- Exercise goal:
Lines below that include "compiled" are the answer; copy each one.

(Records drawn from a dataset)
┌──

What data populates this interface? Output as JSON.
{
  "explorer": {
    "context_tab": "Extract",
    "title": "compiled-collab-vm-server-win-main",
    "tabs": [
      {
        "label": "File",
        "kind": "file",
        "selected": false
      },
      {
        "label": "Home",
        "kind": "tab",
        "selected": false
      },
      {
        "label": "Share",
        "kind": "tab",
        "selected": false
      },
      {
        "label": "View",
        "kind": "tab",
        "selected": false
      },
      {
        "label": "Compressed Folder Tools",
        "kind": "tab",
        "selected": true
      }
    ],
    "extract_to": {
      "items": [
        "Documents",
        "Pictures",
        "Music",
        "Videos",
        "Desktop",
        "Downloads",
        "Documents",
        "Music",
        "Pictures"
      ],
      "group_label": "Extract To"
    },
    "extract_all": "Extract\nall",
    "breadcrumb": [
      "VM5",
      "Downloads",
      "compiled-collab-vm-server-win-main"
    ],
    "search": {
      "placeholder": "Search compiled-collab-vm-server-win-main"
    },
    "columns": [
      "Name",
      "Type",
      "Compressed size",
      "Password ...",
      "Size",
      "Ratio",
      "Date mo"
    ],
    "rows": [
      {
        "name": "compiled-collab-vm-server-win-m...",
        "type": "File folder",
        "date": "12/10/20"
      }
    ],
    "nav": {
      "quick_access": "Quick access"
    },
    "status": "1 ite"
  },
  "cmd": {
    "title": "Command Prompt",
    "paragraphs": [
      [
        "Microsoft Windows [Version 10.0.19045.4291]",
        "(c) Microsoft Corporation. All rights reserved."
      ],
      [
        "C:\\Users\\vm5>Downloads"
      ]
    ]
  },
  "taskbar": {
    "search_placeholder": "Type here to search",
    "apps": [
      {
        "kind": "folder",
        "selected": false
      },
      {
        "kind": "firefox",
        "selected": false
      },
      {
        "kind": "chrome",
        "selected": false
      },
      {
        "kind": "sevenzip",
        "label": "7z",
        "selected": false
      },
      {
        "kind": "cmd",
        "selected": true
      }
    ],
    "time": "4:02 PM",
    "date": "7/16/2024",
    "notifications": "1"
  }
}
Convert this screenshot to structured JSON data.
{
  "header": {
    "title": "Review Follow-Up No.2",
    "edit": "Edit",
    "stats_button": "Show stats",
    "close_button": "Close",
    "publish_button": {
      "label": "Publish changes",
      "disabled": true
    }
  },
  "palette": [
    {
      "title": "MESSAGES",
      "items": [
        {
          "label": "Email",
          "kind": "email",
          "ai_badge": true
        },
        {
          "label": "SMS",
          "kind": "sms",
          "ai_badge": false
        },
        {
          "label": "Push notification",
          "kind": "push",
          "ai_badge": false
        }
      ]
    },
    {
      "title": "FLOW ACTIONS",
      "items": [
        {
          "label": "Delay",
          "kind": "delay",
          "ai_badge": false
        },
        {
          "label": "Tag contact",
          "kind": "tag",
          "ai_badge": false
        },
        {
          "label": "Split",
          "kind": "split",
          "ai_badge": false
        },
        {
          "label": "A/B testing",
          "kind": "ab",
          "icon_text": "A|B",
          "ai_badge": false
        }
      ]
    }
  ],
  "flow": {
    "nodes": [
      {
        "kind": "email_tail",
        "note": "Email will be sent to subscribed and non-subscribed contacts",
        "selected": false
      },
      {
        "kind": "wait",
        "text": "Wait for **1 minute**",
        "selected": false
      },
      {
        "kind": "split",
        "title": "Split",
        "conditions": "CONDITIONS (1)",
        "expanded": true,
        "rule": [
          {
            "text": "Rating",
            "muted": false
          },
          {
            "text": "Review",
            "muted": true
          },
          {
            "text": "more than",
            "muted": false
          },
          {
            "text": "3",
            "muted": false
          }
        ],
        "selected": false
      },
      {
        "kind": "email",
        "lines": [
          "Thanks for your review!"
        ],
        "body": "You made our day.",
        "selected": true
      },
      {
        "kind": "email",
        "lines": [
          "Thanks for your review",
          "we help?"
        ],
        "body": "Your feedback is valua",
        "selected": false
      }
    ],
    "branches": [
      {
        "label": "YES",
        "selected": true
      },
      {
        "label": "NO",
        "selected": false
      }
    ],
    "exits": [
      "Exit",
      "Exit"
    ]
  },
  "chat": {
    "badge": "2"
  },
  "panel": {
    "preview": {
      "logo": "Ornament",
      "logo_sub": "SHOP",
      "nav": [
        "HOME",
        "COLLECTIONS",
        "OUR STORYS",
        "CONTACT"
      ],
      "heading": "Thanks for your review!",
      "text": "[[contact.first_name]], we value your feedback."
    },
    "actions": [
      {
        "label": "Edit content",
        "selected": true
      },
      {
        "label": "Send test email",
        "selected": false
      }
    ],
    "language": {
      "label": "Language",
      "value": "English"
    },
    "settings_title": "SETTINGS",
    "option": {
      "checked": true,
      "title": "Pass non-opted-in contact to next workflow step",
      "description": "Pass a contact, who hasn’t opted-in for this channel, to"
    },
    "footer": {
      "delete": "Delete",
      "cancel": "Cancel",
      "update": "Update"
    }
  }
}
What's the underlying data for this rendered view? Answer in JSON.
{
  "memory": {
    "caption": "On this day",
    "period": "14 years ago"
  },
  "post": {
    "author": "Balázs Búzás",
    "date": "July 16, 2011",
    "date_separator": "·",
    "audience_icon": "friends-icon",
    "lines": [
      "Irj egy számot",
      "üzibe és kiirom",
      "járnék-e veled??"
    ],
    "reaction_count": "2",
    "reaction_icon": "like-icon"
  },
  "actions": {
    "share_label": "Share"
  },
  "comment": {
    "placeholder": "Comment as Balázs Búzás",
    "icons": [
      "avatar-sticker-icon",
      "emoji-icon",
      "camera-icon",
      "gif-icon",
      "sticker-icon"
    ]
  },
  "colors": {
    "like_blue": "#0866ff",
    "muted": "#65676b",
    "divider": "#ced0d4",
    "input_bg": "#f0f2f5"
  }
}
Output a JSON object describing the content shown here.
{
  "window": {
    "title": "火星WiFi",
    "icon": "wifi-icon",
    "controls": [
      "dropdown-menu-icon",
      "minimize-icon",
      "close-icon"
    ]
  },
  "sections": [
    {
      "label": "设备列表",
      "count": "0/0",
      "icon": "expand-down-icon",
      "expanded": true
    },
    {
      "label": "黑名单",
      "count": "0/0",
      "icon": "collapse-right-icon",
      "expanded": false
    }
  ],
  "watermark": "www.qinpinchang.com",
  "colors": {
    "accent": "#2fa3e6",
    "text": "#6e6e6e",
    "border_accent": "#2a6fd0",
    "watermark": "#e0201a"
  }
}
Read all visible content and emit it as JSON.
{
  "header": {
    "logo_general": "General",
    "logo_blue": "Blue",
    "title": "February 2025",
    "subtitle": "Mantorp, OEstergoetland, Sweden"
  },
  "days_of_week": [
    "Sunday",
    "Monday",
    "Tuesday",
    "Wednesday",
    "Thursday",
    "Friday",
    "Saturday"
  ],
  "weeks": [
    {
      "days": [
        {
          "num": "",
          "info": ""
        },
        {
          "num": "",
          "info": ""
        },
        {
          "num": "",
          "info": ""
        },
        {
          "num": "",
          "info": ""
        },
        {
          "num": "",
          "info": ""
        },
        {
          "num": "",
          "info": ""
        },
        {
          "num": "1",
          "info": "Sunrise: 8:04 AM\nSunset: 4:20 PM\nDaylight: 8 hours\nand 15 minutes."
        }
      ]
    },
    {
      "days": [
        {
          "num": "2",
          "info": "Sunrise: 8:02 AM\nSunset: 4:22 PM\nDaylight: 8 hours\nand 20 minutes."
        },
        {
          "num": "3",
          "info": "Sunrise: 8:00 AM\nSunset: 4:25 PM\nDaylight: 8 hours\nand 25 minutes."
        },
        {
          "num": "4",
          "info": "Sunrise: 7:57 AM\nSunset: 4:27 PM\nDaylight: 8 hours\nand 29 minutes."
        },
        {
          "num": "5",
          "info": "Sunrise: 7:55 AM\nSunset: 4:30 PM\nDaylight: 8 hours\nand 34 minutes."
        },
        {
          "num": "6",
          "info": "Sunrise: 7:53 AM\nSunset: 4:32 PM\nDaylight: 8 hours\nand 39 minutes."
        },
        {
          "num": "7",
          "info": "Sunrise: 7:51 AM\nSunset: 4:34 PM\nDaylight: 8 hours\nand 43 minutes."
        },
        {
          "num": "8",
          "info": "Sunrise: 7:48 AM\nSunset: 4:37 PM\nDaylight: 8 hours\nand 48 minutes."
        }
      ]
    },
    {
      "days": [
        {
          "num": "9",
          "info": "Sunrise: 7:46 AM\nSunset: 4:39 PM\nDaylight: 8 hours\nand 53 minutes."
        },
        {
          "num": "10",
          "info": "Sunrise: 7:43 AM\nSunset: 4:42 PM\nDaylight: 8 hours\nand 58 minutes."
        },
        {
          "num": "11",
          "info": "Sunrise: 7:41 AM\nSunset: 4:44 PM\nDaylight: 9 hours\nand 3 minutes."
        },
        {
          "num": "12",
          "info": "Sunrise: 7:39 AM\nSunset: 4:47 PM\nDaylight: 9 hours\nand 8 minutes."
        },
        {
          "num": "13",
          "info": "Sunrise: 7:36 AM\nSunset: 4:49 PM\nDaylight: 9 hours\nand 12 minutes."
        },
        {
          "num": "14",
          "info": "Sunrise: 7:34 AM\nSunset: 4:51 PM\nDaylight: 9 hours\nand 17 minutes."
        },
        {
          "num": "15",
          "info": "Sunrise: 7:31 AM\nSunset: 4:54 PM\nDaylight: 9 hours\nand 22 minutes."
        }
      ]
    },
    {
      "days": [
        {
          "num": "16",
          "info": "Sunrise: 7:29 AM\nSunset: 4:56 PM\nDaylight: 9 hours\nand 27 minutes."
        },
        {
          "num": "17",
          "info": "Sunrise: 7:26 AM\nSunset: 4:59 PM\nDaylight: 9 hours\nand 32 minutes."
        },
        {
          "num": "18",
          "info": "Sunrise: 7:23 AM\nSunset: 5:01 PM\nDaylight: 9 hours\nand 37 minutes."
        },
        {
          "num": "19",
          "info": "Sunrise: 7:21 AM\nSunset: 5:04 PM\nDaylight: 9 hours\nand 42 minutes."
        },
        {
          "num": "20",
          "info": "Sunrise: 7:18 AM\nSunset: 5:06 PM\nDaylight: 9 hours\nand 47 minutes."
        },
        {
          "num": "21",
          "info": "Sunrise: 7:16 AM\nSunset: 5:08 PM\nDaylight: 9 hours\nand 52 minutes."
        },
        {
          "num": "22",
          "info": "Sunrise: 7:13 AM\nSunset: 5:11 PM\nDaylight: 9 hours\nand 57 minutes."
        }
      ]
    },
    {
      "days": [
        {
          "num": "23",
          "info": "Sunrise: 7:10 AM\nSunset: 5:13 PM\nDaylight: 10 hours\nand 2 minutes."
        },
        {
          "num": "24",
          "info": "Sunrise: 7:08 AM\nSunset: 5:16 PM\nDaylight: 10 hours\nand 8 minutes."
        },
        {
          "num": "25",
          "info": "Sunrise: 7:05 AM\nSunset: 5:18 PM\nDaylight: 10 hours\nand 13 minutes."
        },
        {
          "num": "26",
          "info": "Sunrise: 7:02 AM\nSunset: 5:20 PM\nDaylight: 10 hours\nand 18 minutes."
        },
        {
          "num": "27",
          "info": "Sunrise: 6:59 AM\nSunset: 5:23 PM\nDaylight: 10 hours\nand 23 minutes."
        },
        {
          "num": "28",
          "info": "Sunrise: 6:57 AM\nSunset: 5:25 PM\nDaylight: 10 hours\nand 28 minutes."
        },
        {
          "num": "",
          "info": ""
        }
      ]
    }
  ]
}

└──

- Exercise response:
    "title": "compiled-collab-vm-server-win-main",
      "compiled-collab-vm-server-win-main"
      "placeholder": "Search compiled-collab-vm-server-win-main"
        "name": "compiled-collab-vm-server-win-m...",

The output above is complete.